Pontiac’s first foray into performance came with the release of the 1957 Bonneville, a full-size luxury sports car that boasted a powerful V8 engine and sleek, aerodynamic styling. The Bonneville quickly gained a reputation for its impressive speed and performance, solidifying Pontiac’s position as a leader in the performance car market.
Building on the success of the Bonneville, Pontiac introduced the GTO in 1964, a muscle car that would become an instant classic. The GTO featured a massive V8 engine, aggressive styling, and a high-performance suspension system, making it a favorite among car enthusiasts and drag racers alike.
In the following years, Pontiac continued to push the boundaries of performance with models like the Firebird and Trans Am. These sleek and powerful sports cars featured advanced engineering and cutting-edge technology, delivering exhilarating performance on both the road and the racetrack.
Pontiac’s commitment to performance extended beyond just the engine. The brand also focused on improving handling and braking systems, ensuring that their vehicles could handle the increased power and speed. This attention to detail and dedication to performance set Pontiac apart from its competitors and solidified its reputation as an automotive icon.
Today, the legacy of Pontiac’s performance heritage lives on in the hearts of car enthusiasts and collectors. The brand may no longer be in production, but its impact on the automotive industry is undeniable. Pontiac’s commitment to performance and innovation continues to inspire car manufacturers and drivers alike, proving that true performance never goes out of style.
Adapting to Changing Times
Pontiac has always been a brand that has adapted to changing times in the automotive industry. From its early days as a manufacturer of horse-drawn carriages to its transformation into one of the most iconic American automobile brands, Pontiac has consistently evolved to meet the needs and desires of consumers.
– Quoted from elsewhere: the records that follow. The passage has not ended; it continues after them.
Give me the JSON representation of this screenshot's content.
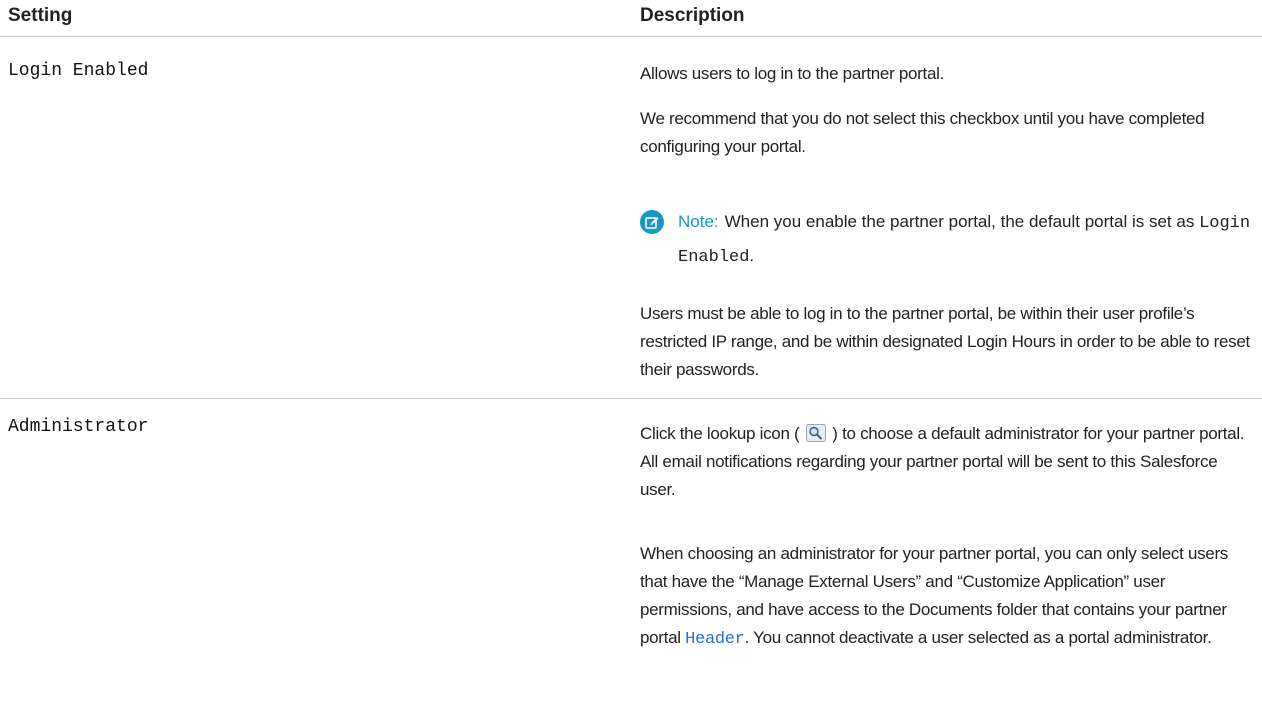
{
  "table": {
    "headers": {
      "setting": "Setting",
      "description": "Description"
    },
    "rows": [
      {
        "setting": "Login Enabled",
        "p1": "Allows users to log in to the partner portal.",
        "p2": "We recommend that you do not select this checkbox until you have completed configuring your portal.",
        "note_label": "Note:",
        "note_text": "When you enable the partner portal, the default portal is set as",
        "note_code": "Login Enabled",
        "note_end": ".",
        "p3": "Users must be able to log in to the partner portal, be within their user profile’s restricted IP range, and be within designated Login Hours in order to be able to reset their passwords."
      },
      {
        "setting": "Administrator",
        "p1_before": "Click the lookup icon (",
        "p1_after": ") to choose a default administrator for your partner portal. All email notifications regarding your partner portal will be sent to this Salesforce user.",
        "p2_before": "When choosing an administrator for your partner portal, you can only select users that have the “Manage External Users” and “Customize Application” user permissions, and have access to the Documents folder that contains your partner portal",
        "p2_link": "Header",
        "p2_after": ". You cannot deactivate a user selected as a portal administrator."
      }
    ]
  },
  "colors": {
    "note_accent": "#1798c1",
    "link": "#2a6fd6",
    "divider": "#c8c8c8"
  },
  "icons": {
    "note": "pencil-note-icon",
    "lookup": "lookup-magnifier-icon"
  }
}
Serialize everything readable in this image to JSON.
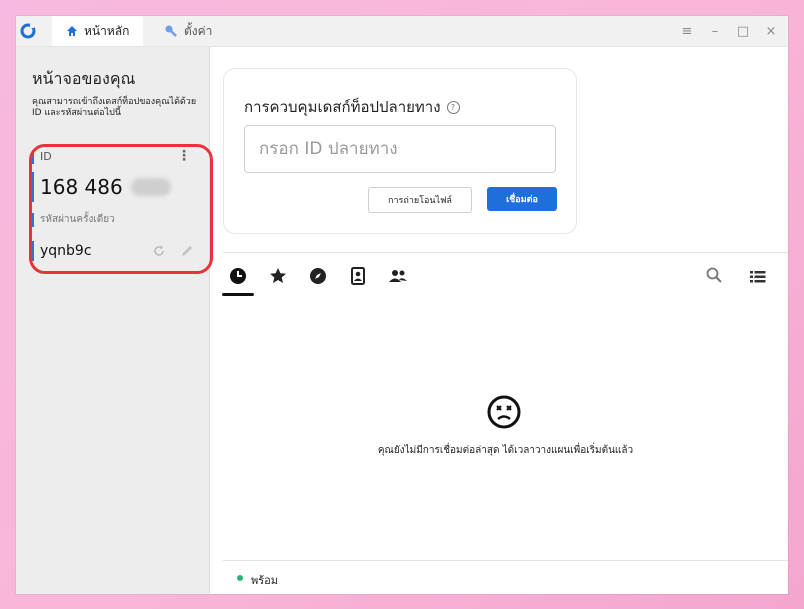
{
  "titlebar": {
    "tabs": [
      {
        "label": "หน้าหลัก",
        "icon": "home-icon"
      },
      {
        "label": "ตั้งค่า",
        "icon": "wrench-icon"
      }
    ],
    "controls": {
      "menu": "≡",
      "minimize": "–",
      "maximize": "□",
      "close": "×"
    }
  },
  "sidebar": {
    "title": "หน้าจอของคุณ",
    "description": "คุณสามารถเข้าถึงเดสก์ท็อปของคุณได้ด้วย ID และรหัสผ่านต่อไปนี้",
    "id_label": "ID",
    "id_value": "168 486",
    "password_label": "รหัสผ่านครั้งเดียว",
    "password_value": "yqnb9c"
  },
  "connect": {
    "title": "การควบคุมเดสก์ท็อปปลายทาง",
    "input_placeholder": "กรอก ID ปลายทาง",
    "transfer_button": "การถ่ายโอนไฟล์",
    "connect_button": "เชื่อมต่อ"
  },
  "tabs": [
    "recent-icon",
    "star-icon",
    "compass-icon",
    "address-book-icon",
    "group-icon"
  ],
  "empty_state": {
    "message": "คุณยังไม่มีการเชื่อมต่อล่าสุด ได้เวลาวางแผนเพื่อเริ่มต้นแล้ว"
  },
  "status": {
    "text": "พร้อม",
    "color": "#2bb673"
  },
  "colors": {
    "accent": "#1e6fdc",
    "highlight": "#e8333d"
  }
}
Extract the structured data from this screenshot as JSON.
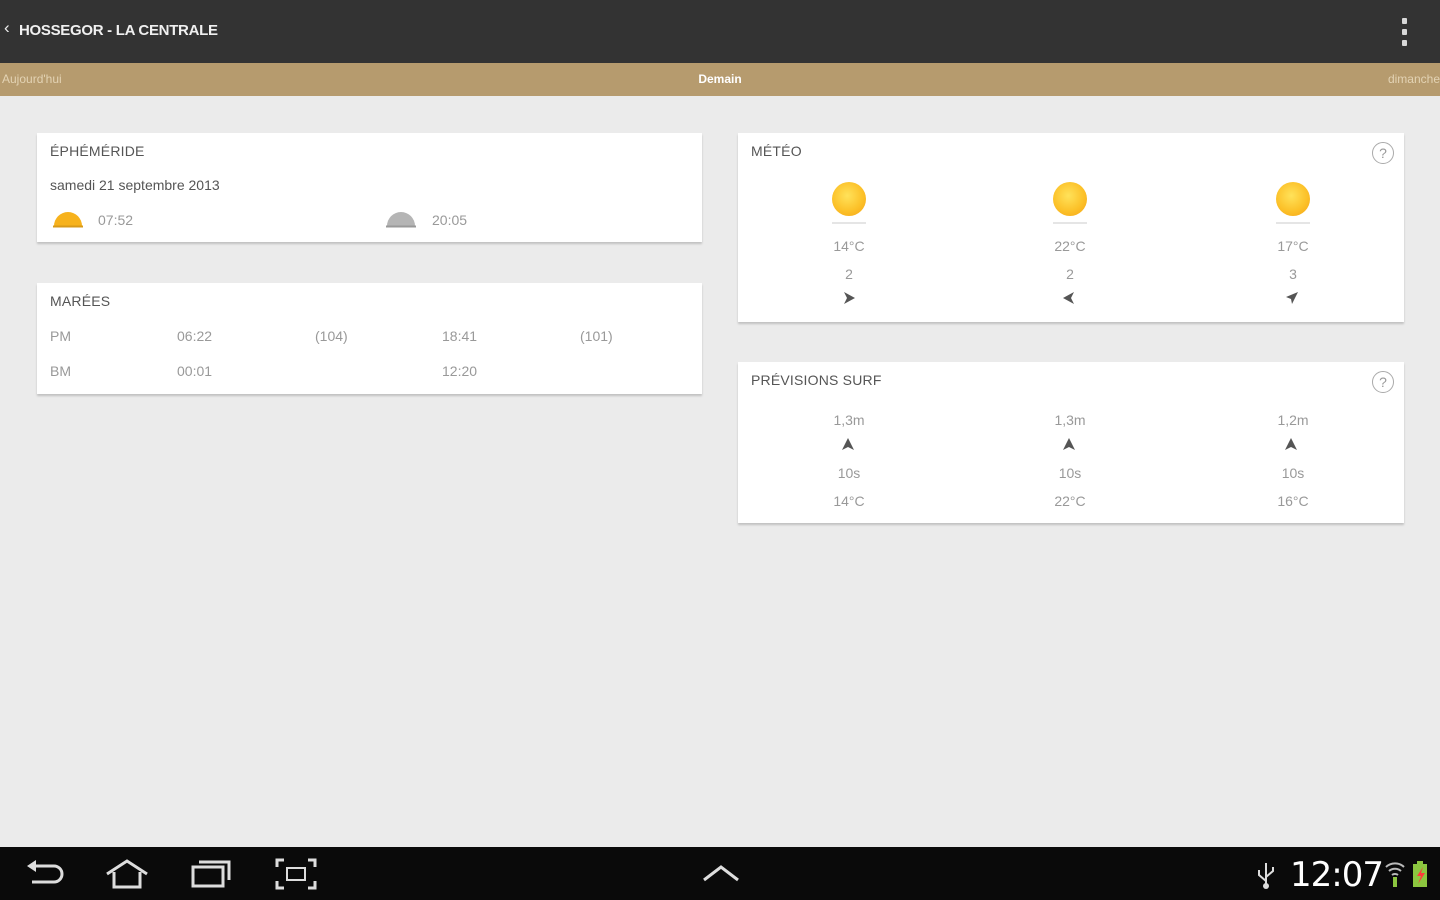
{
  "header": {
    "title": "HOSSEGOR - LA CENTRALE"
  },
  "tabs": [
    {
      "label": "Aujourd'hui",
      "active": false
    },
    {
      "label": "Demain",
      "active": true
    },
    {
      "label": "dimanche",
      "active": false
    }
  ],
  "ephemeride": {
    "title": "ÉPHÉMÉRIDE",
    "date": "samedi 21 septembre 2013",
    "sunrise": "07:52",
    "sunset": "20:05"
  },
  "marees": {
    "title": "MARÉES",
    "rows": [
      {
        "label": "PM",
        "t1": "06:22",
        "c1": "(104)",
        "t2": "18:41",
        "c2": "(101)"
      },
      {
        "label": "BM",
        "t1": "00:01",
        "c1": "",
        "t2": "12:20",
        "c2": ""
      }
    ]
  },
  "meteo": {
    "title": "MÉTÉO",
    "help": "?",
    "columns": [
      {
        "icon": "sun-icon",
        "temp": "14°C",
        "wind": "2",
        "wind_dir": "wind-east-arrow-icon"
      },
      {
        "icon": "sun-icon",
        "temp": "22°C",
        "wind": "2",
        "wind_dir": "wind-west-arrow-icon"
      },
      {
        "icon": "sun-icon",
        "temp": "17°C",
        "wind": "3",
        "wind_dir": "wind-southwest-arrow-icon"
      }
    ]
  },
  "surf": {
    "title": "PRÉVISIONS SURF",
    "help": "?",
    "columns": [
      {
        "height": "1,3m",
        "period": "10s",
        "temp": "14°C"
      },
      {
        "height": "1,3m",
        "period": "10s",
        "temp": "22°C"
      },
      {
        "height": "1,2m",
        "period": "10s",
        "temp": "16°C"
      }
    ]
  },
  "statusbar": {
    "time": "12:07"
  },
  "colors": {
    "actionbar": "#333333",
    "tabstrip": "#b69b6e",
    "background": "#ebebeb",
    "sun": "#fcc22a"
  }
}
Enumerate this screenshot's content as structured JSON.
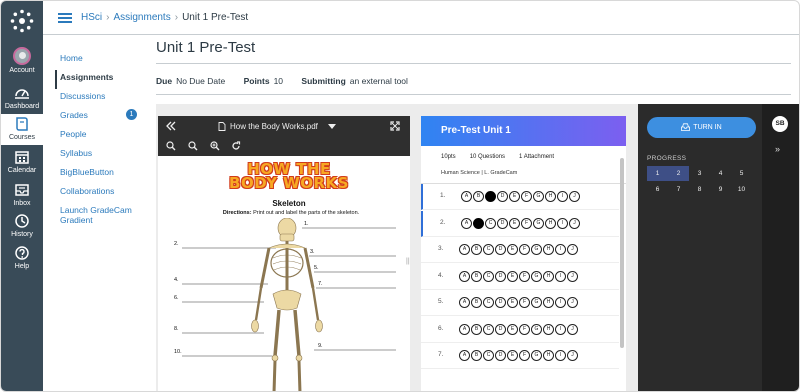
{
  "global_nav": {
    "items": [
      {
        "label": "Account",
        "icon": "account-avatar"
      },
      {
        "label": "Dashboard",
        "icon": "dashboard-icon"
      },
      {
        "label": "Courses",
        "icon": "courses-icon"
      },
      {
        "label": "Calendar",
        "icon": "calendar-icon"
      },
      {
        "label": "Inbox",
        "icon": "inbox-icon"
      },
      {
        "label": "History",
        "icon": "history-icon"
      },
      {
        "label": "Help",
        "icon": "help-icon"
      }
    ]
  },
  "breadcrumb": {
    "course": "HSci",
    "section": "Assignments",
    "current": "Unit 1 Pre-Test"
  },
  "course_nav": {
    "items": [
      {
        "label": "Home"
      },
      {
        "label": "Assignments"
      },
      {
        "label": "Discussions"
      },
      {
        "label": "Grades",
        "badge": "1"
      },
      {
        "label": "People"
      },
      {
        "label": "Syllabus"
      },
      {
        "label": "BigBlueButton"
      },
      {
        "label": "Collaborations"
      },
      {
        "label": "Launch GradeCam Gradient"
      }
    ]
  },
  "assignment": {
    "title": "Unit 1 Pre-Test",
    "due_label": "Due",
    "due_value": "No Due Date",
    "points_label": "Points",
    "points_value": "10",
    "submitting_label": "Submitting",
    "submitting_value": "an external tool"
  },
  "pdf": {
    "filename": "How the Body Works.pdf",
    "poster_title_line1": "HOW THE",
    "poster_title_line2": "BODY WORKS",
    "skeleton_title": "Skeleton",
    "directions_label": "Directions:",
    "directions_text": "Print out and label the parts of the skeleton.",
    "labels": [
      "1.",
      "2.",
      "3.",
      "4.",
      "5.",
      "6.",
      "7.",
      "8.",
      "9.",
      "10."
    ]
  },
  "quiz": {
    "title": "Pre-Test Unit 1",
    "points": "10pts",
    "questions": "10 Questions",
    "attachments": "1 Attachment",
    "subtitle": "Human Science | L. GradeCam",
    "choices": [
      "A",
      "B",
      "C",
      "D",
      "E",
      "F",
      "G",
      "H",
      "I",
      "J"
    ],
    "rows": [
      {
        "num": "1.",
        "filled": 2,
        "marked": true
      },
      {
        "num": "2.",
        "filled": 1,
        "marked": true
      },
      {
        "num": "3.",
        "filled": -1,
        "marked": false
      },
      {
        "num": "4.",
        "filled": -1,
        "marked": false
      },
      {
        "num": "5.",
        "filled": -1,
        "marked": false
      },
      {
        "num": "6.",
        "filled": -1,
        "marked": false
      },
      {
        "num": "7.",
        "filled": -1,
        "marked": false
      }
    ]
  },
  "panel": {
    "turn_in_label": "TURN IN",
    "progress_label": "PROGRESS",
    "progress": [
      "1",
      "2",
      "3",
      "4",
      "5",
      "6",
      "7",
      "8",
      "9",
      "10"
    ],
    "answered": [
      "1",
      "2"
    ],
    "user_initials": "SB"
  },
  "colors": {
    "nav_bg": "#394b58",
    "link": "#2b7abc",
    "quiz_gradient_start": "#2f84f2",
    "quiz_gradient_end": "#7c5ff0",
    "progress_done": "#3e4f86"
  }
}
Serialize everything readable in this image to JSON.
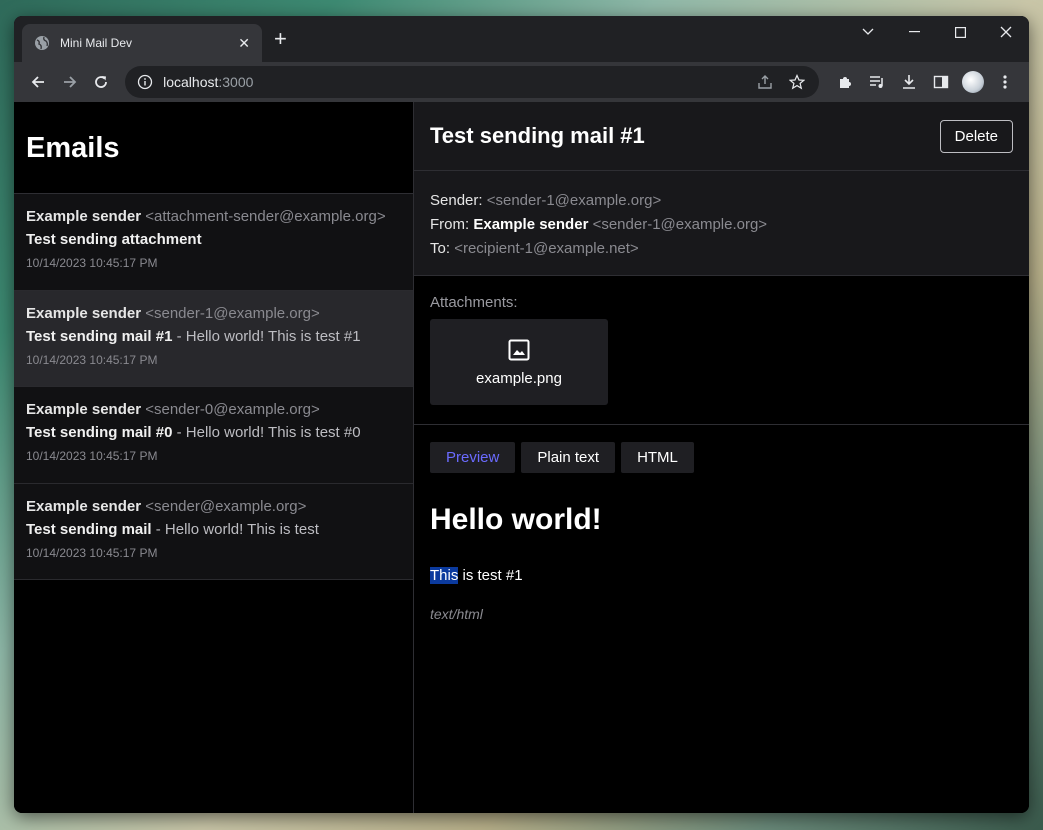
{
  "browser": {
    "tab_title": "Mini Mail Dev",
    "tab_close": "✕",
    "new_tab": "+",
    "url_host": "localhost",
    "url_port": ":3000"
  },
  "app": {
    "heading": "Emails",
    "emails": [
      {
        "sender_name": "Example sender",
        "sender_addr": "<attachment-sender@example.org>",
        "subject": "Test sending attachment",
        "preview": "",
        "date": "10/14/2023 10:45:17 PM"
      },
      {
        "sender_name": "Example sender",
        "sender_addr": "<sender-1@example.org>",
        "subject": "Test sending mail #1",
        "preview": " - Hello world! This is test #1",
        "date": "10/14/2023 10:45:17 PM"
      },
      {
        "sender_name": "Example sender",
        "sender_addr": "<sender-0@example.org>",
        "subject": "Test sending mail #0",
        "preview": " - Hello world! This is test #0",
        "date": "10/14/2023 10:45:17 PM"
      },
      {
        "sender_name": "Example sender",
        "sender_addr": "<sender@example.org>",
        "subject": "Test sending mail",
        "preview": " - Hello world! This is test",
        "date": "10/14/2023 10:45:17 PM"
      }
    ],
    "detail": {
      "title": "Test sending mail #1",
      "delete_label": "Delete",
      "sender_key": "Sender:",
      "sender_val": "<sender-1@example.org>",
      "from_key": "From:",
      "from_name": "Example sender",
      "from_addr": "<sender-1@example.org>",
      "to_key": "To:",
      "to_val": "<recipient-1@example.net>",
      "attachments_label": "Attachments:",
      "attachment_name": "example.png",
      "tabs": [
        "Preview",
        "Plain text",
        "HTML"
      ],
      "body_heading": "Hello world!",
      "body_selected": "This",
      "body_rest": " is test #1",
      "content_type": "text/html"
    }
  }
}
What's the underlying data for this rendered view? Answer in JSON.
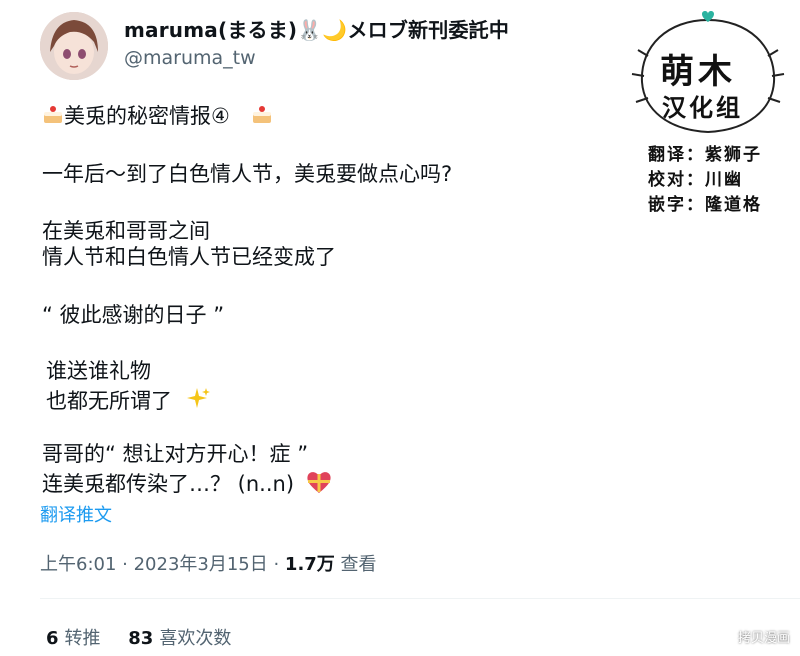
{
  "author": {
    "display_name": "maruma(まるま)🐰🌙メロブ新刊委託中",
    "handle": "@maruma_tw"
  },
  "tweet": {
    "lines": [
      "美兎的秘密情报④",
      "一年后～到了白色情人节，美兎要做点心吗?",
      "在美兎和哥哥之间",
      "情人节和白色情人节已经变成了",
      "“ 彼此感谢的日子 ”",
      "谁送谁礼物",
      "也都无所谓了",
      "哥哥的“ 想让对方开心！症 ”",
      "连美兎都传染了…？ (n..n)"
    ],
    "translate_label": "翻译推文",
    "time": "上午6:01 · 2023年3月15日 · ",
    "views_count": "1.7万",
    "views_label": " 查看"
  },
  "stats": {
    "retweets_count": "6",
    "retweets_label": "转推",
    "likes_count": "83",
    "likes_label": "喜欢次数"
  },
  "credits": {
    "group_name_1": "萌木",
    "group_name_2": "汉化组",
    "translator": "翻译：紫狮子",
    "proofreader": "校对：川幽",
    "typesetter": "嵌字：隆道格"
  },
  "watermark": "拷贝漫画",
  "icons": [
    "cake-icon",
    "sparkles-icon",
    "heart-gift-icon"
  ]
}
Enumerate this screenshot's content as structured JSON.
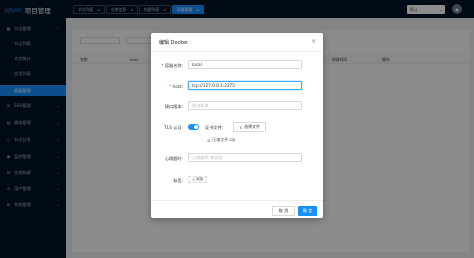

One of the ways Pontiac adapted to changing times was through innovation. The brand was known for introducing new technologies and features that set it apart from other car manufacturers. For example, Pontiac was one of the first brands to offer fuel injection systems, which improved engine performance and fuel efficiency. In addition, Pontiac was a pioneer in the development of safety features such as anti-lock brakes and traction control, which became standard on many of its models.
Another way Pontiac adapted to changing times was through its marketing and branding efforts. As consumer preferences shifted towards more fuel-efficient and environmentally friendly vehicles, Pontiac repositioned itself as a leader in the development of hybrid and electric cars. The brand also launched several marketing campaigns aimed at attracting younger, tech-savvy consumers, highlighting the advanced connectivity and entertainment features available in its vehicles.
Pontiac’s ability to adapt to changing times was also evident in its product lineup. The brand introduced a range of new models and updated existing ones to reflect shifting consumer demands. For example, Pontiac expanded its SUV lineup to capitalize on the growing popularity of these vehicles, while also introducing smaller, more fuel-efficient cars to appeal to cost-conscious buyers.
In conclusion, Pontiac’s history is a testament to its ability to adapt to changing times. Through innovation, marketing, and a diverse product lineup, the brand has remained relevant and influential in the automotive industry. Despite its discontinuation in 2010, Pontiac will always be remembered as a true icon of American automobile history.